I ran across this interesting question written in a preface by Fr. Alexander Schmemann (+1983) about Tradition. Where do you stand on this question?
"The question of tradition stands at the very center and challenges us with essential questions. What is it? Is it the living memory and consciousness of the Church, the essential unbrokenness of the Church's life and identity during her pilgrimage through history? Or is it itself a product, or a sequence of products, of history, in the light of which it is to be reevaluated, judged, or rejected?"
For my Protestant brethren, it seems many prefer the latter definition--and in part, I agree with it myself. Tradition is, in ways, a product of the life of the Church. But Tradition is itself also the very heart of the Church because it is the life of the Holy Spirit in the Church. Another paradox it seems....
If tradition (and thus the Church) is to be judged or rejected (or modified) by us, then in what way should we go about doing that? How does that square with the admonition found in 2 Thess. 2:15? Can we possibly judge or modify what has been passed down at all without already having acquired the "mind of Christ"? How do we know that the new definitions, creeds, doctrines, practices etc are themselves of God?
One thing that continues to elude many is this: To say that Holy Tradition and the "one, holy, catholic, and apostolic Church" has and contains "the fullness of the faith delivered once to the saints" (June 3) is not hubris! To admit the truth in no way necessitates pride and arrogance! Consider the following statements: "fire burns" or "my car needs gasoline to run" or "human beings need water to live." Submitting to these truths (or "structures"--my Protestant friends seem to love this word!) in no way limits my freedom! If anything it makes me more free, because it makes me better able to live according to reality. To choose unreality and falsehood against truth is the very definition of the word heresy--"choosing" in Greek. The cruelty of heresy is this: it limits and destroys true freedom because it panders to sin and to our fallen human nature by making us think we can choose something other than the Tradition and the Church that has been handed down. However the paradox here is written about so clearly by St. John Chrysostom when he says:
"If we hold the dogma [of Tradition and the Church] and give no thought to our conduct, we shall find this of no use; and also if we give thought to our conduct and neglect the dogma, we shall receive nothing useful to our salvation. If we wish to be delivered from Gehenna and obtain the Kingdom, we must be adorned from both sides; with both true Faith and uprightness of life."

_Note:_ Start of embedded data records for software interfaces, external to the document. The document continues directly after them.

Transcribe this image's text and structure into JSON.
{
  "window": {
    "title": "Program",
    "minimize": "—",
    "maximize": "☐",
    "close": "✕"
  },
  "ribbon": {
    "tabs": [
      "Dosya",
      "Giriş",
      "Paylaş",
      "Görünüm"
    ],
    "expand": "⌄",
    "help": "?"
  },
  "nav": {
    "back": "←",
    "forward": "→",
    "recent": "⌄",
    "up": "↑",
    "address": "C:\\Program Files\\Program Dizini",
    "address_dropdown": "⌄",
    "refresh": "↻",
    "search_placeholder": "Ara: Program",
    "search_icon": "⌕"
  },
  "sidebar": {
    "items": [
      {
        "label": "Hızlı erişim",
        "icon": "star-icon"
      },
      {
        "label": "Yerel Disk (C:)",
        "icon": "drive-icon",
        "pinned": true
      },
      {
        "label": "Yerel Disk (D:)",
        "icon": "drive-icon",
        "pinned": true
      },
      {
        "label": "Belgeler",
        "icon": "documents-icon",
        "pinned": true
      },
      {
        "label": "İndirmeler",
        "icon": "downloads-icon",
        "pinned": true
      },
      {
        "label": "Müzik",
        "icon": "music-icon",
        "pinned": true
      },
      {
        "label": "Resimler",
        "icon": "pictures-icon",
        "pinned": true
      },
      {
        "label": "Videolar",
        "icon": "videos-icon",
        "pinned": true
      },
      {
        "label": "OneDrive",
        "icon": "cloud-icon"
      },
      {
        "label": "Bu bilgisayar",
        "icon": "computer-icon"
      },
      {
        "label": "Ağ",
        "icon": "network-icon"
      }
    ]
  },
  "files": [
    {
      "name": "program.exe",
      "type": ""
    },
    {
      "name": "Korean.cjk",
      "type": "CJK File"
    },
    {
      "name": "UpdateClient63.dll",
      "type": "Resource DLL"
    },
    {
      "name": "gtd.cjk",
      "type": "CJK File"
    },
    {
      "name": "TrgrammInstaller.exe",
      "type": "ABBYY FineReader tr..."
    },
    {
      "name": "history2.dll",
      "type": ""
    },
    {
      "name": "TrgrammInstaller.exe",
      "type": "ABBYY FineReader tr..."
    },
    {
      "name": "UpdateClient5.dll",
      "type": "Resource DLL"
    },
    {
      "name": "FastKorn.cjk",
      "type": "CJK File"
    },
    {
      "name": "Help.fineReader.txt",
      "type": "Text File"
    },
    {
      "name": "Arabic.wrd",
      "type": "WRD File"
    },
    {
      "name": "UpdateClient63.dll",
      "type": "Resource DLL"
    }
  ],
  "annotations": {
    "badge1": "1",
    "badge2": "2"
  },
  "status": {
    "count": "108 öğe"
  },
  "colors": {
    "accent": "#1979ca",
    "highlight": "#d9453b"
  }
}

So in a sense, it is neither enough to be a Pharisee, with the fullness of truth; nor is it enough to be a Samaritan, with "good works" and fruit and zeal, but no truth.